------ SOURCE MATERIAL ------

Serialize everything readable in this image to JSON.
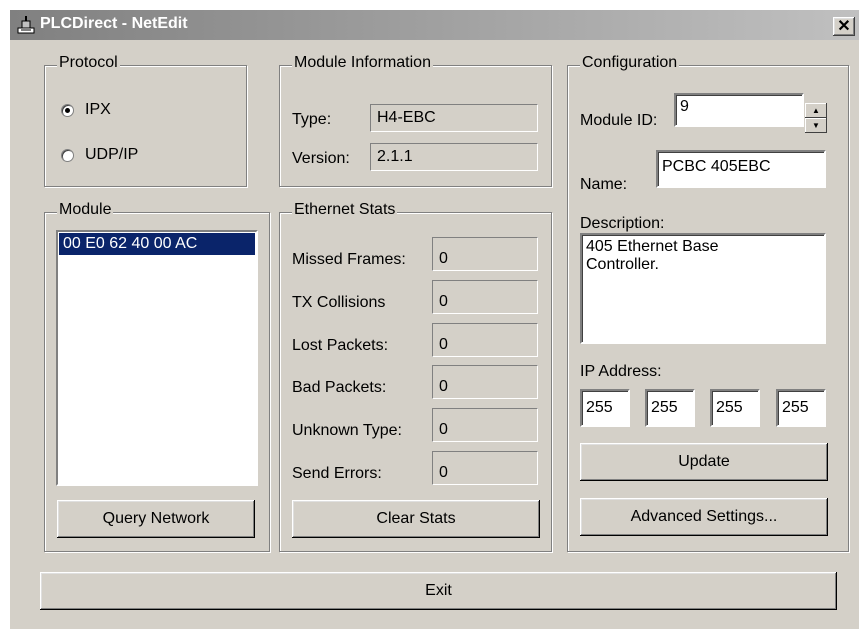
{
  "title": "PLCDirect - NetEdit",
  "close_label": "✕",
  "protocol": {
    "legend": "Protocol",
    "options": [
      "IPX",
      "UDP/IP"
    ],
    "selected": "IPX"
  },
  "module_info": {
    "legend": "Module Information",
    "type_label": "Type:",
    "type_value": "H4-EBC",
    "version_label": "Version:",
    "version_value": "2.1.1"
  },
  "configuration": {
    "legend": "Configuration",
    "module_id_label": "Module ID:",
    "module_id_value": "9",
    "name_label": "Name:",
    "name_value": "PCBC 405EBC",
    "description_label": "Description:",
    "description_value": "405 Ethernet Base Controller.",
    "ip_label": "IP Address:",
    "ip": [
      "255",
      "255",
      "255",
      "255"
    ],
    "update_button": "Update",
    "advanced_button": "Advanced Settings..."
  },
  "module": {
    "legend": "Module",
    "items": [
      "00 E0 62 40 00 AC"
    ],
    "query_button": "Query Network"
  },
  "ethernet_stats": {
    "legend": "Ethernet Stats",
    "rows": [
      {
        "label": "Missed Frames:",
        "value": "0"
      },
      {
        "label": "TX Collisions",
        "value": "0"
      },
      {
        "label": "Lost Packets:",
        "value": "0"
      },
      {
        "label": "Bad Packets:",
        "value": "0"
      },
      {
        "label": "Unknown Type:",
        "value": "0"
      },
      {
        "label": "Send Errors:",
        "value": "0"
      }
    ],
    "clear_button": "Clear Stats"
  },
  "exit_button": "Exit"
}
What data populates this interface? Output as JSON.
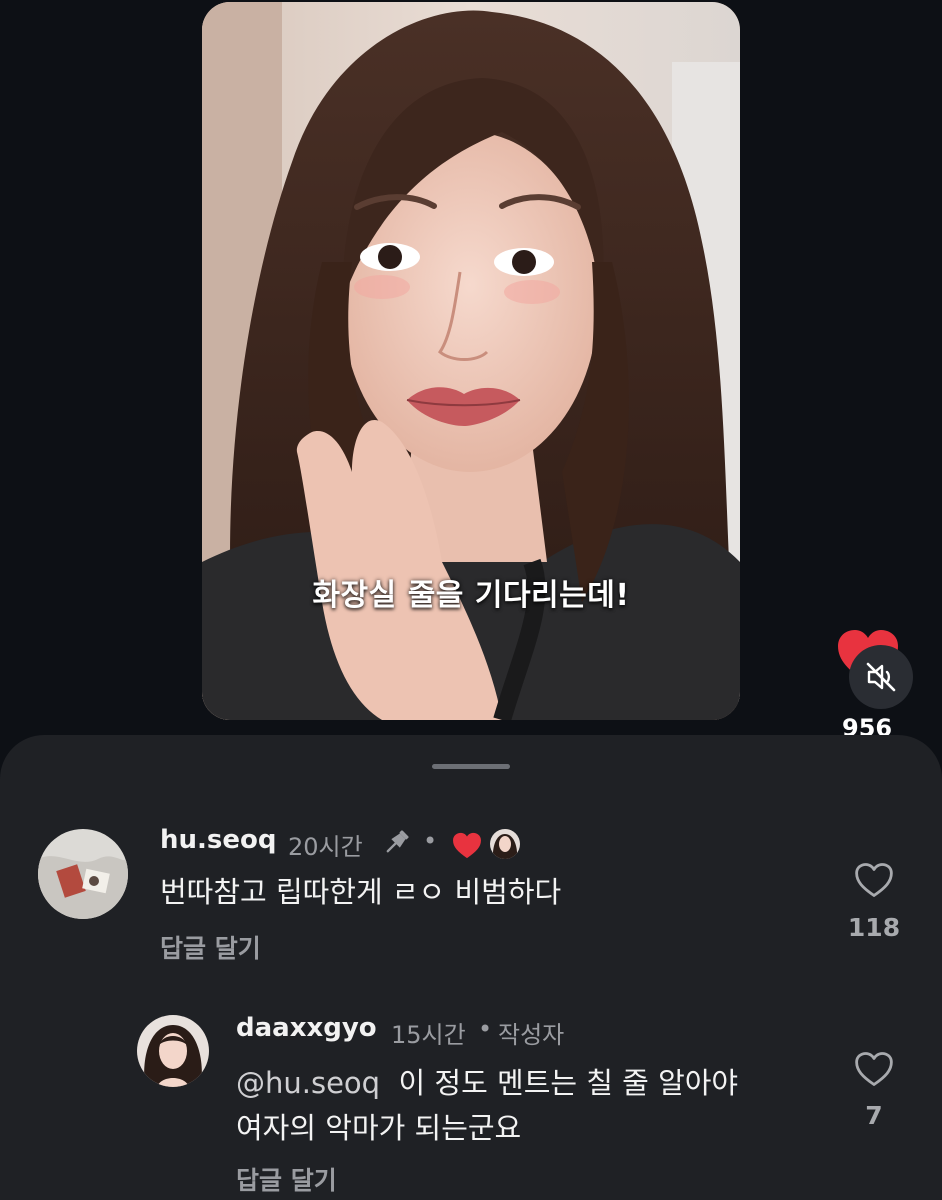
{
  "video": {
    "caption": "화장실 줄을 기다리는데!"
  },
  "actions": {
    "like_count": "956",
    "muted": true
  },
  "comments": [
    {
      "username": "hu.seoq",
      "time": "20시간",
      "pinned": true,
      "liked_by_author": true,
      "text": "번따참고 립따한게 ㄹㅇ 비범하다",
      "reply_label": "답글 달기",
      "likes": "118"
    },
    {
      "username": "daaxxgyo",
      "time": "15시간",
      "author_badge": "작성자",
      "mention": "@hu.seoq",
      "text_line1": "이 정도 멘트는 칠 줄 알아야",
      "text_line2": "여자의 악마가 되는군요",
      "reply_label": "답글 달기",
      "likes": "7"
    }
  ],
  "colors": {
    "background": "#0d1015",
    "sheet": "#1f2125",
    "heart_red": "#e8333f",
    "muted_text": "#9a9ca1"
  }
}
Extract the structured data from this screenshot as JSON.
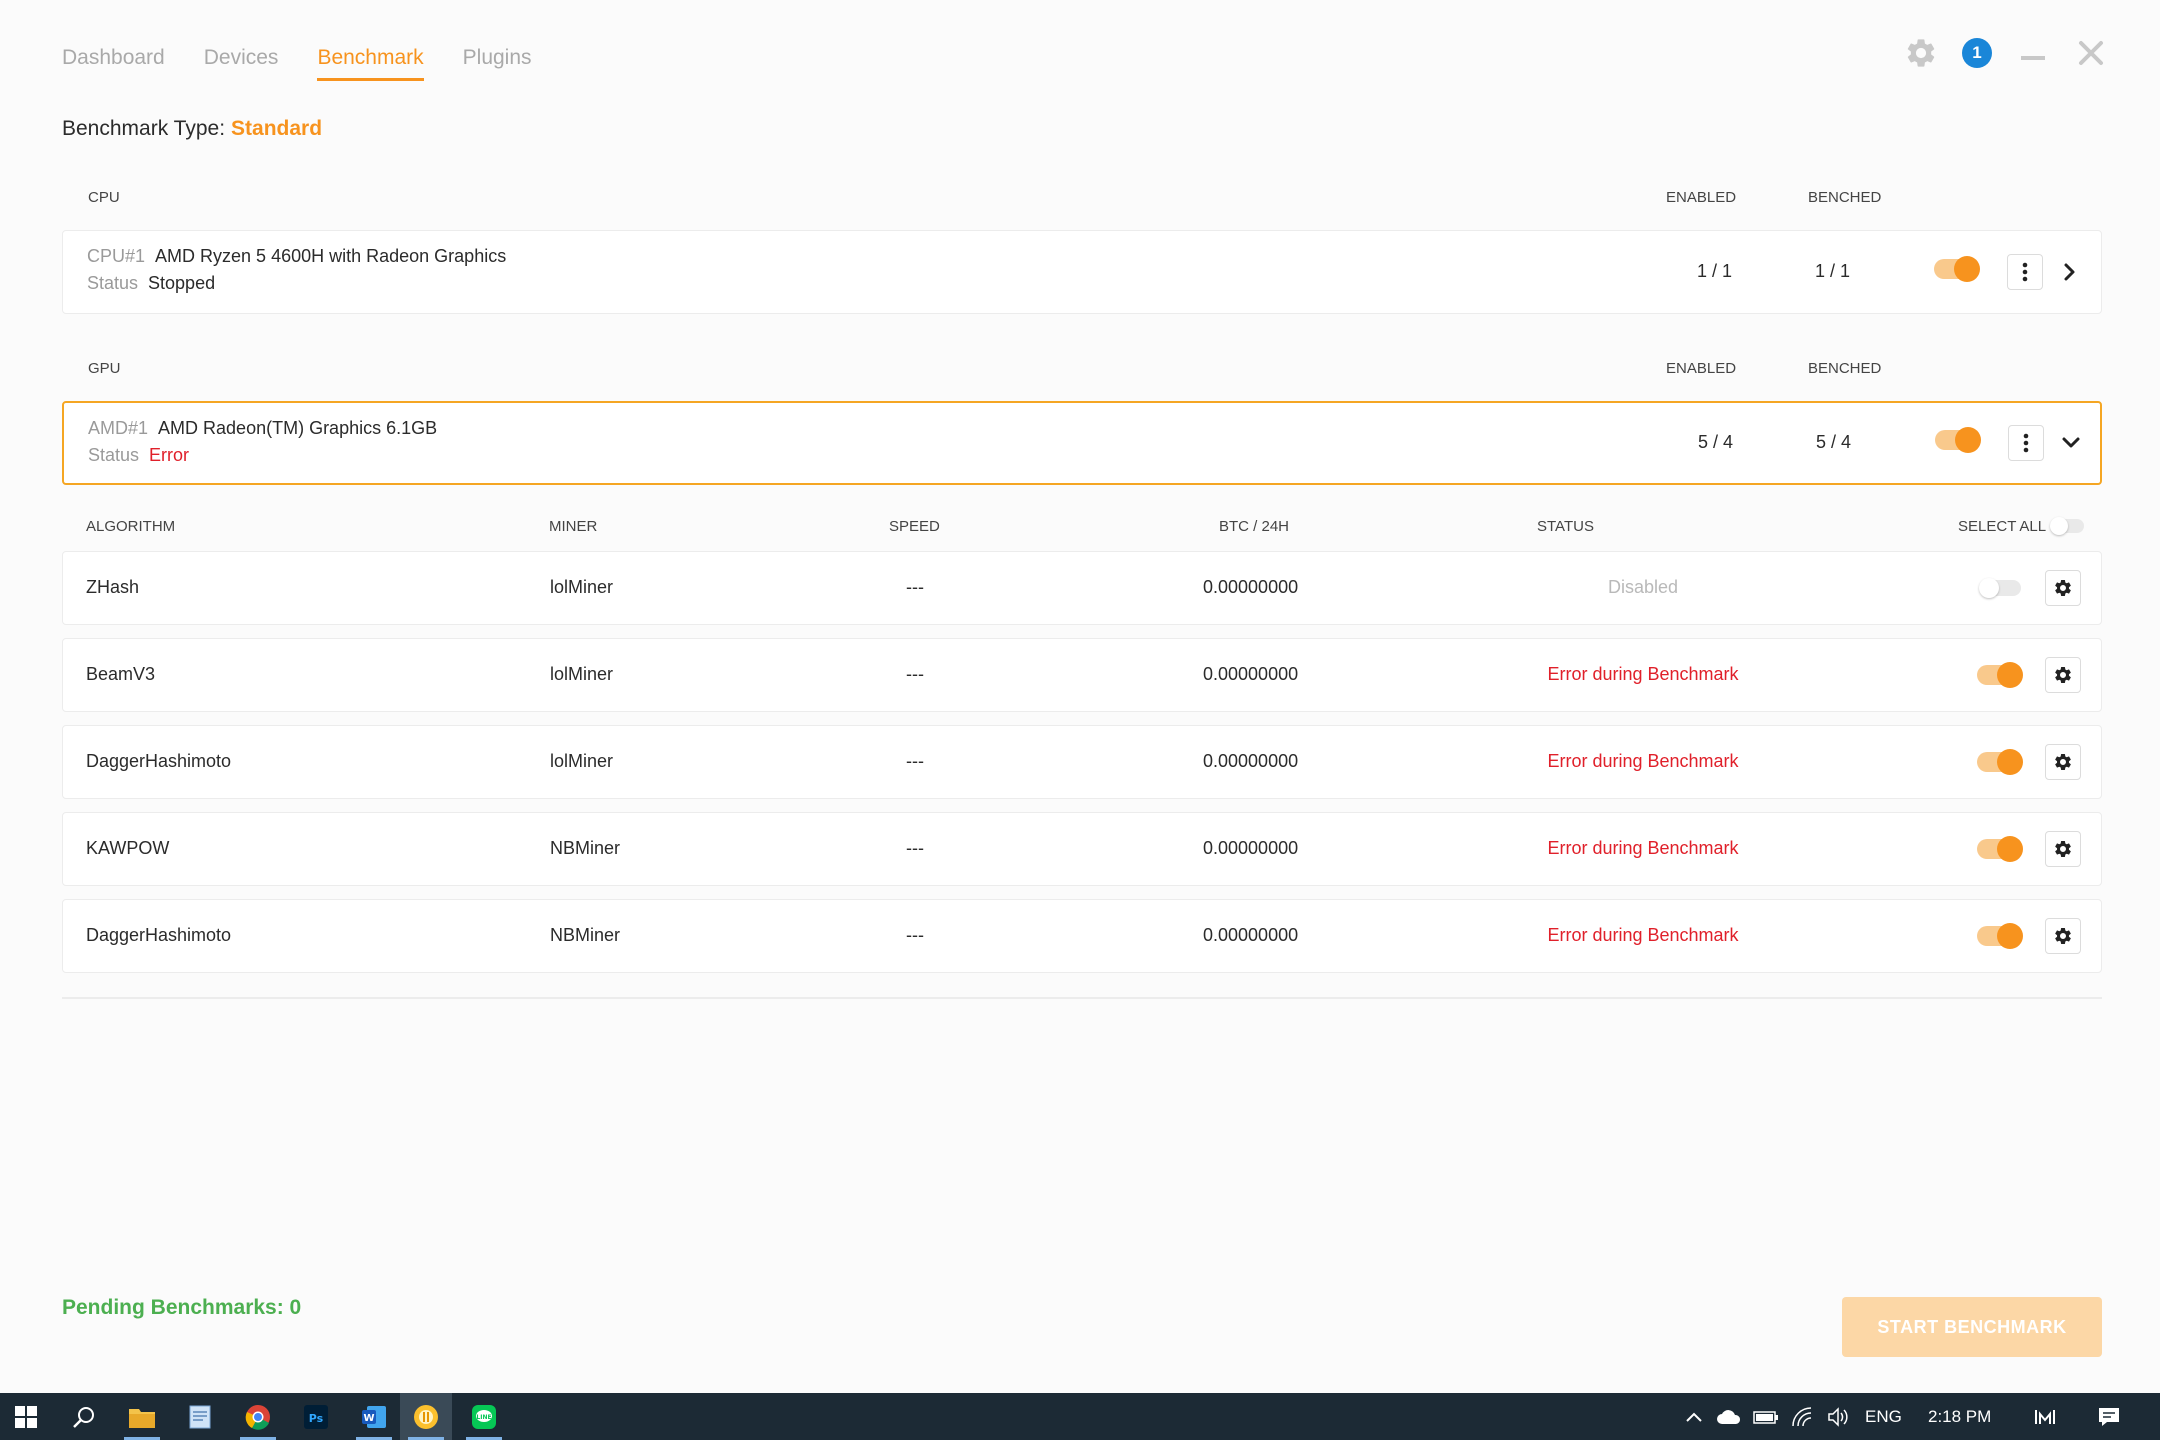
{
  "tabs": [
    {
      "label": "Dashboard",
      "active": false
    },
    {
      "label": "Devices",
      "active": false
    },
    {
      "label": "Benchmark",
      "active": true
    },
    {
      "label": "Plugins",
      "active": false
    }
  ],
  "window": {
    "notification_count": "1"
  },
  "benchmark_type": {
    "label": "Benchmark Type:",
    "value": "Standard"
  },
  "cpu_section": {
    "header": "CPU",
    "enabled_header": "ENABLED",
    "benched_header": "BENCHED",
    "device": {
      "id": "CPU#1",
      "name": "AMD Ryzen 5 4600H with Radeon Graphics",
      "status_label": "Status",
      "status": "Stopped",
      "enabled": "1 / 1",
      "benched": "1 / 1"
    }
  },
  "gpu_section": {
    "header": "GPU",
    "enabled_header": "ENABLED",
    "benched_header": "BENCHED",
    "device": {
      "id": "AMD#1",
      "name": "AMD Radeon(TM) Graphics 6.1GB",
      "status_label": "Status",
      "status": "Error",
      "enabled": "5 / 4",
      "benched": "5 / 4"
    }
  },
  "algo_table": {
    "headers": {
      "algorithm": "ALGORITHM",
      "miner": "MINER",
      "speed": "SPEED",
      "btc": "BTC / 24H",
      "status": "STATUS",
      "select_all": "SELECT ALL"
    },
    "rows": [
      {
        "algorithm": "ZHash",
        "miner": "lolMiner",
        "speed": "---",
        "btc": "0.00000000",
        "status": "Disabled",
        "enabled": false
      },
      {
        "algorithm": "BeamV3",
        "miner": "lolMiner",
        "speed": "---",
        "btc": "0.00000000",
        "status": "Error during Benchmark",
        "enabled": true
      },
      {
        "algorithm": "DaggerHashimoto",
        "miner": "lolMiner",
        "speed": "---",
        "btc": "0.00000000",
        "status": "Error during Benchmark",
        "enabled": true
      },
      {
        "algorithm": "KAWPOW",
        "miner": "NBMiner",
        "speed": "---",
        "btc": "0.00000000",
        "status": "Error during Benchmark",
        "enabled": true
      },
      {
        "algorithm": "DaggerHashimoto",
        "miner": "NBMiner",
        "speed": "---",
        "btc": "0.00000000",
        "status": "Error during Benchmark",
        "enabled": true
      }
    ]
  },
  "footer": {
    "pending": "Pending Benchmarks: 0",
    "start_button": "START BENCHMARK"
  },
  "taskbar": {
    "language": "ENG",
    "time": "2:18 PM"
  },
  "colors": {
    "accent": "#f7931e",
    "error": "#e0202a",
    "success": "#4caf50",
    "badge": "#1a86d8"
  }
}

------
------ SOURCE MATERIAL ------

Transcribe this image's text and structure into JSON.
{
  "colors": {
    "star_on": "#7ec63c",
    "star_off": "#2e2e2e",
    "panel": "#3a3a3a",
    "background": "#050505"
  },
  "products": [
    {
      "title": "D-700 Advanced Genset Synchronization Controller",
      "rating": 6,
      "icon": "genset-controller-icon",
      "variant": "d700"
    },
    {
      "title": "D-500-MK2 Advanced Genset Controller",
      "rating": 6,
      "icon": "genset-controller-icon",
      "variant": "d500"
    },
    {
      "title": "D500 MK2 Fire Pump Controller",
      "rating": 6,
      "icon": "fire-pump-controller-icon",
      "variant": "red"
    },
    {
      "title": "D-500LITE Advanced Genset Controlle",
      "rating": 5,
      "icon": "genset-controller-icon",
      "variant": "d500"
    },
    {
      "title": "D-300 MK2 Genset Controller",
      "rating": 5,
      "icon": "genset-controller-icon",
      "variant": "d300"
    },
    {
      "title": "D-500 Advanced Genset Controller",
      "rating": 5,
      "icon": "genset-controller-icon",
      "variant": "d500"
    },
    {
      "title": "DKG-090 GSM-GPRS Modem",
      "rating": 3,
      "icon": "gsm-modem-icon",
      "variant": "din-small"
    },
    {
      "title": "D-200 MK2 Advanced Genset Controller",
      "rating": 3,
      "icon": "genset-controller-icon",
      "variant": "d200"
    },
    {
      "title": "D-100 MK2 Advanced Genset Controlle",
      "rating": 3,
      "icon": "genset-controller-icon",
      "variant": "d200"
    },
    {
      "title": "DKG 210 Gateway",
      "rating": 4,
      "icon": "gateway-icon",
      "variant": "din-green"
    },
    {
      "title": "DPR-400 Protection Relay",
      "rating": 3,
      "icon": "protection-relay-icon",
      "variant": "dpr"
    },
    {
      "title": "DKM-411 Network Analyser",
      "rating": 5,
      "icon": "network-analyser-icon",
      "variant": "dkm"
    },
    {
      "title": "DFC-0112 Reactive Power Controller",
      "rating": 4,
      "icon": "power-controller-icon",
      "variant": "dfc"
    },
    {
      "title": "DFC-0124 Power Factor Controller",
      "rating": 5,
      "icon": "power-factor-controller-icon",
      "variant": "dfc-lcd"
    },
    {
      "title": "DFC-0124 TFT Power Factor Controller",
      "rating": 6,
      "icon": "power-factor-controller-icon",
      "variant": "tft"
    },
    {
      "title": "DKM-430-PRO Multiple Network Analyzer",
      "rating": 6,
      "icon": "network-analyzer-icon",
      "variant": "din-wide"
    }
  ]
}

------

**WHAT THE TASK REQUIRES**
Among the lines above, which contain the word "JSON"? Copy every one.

**RESULT OF THIS TASK**
Serialize everything readable in this image to JSON.
What data populates this interface? Output as JSON.
Extract the structured data from this screenshot as JSON.
Transcribe this image's text and structure into JSON.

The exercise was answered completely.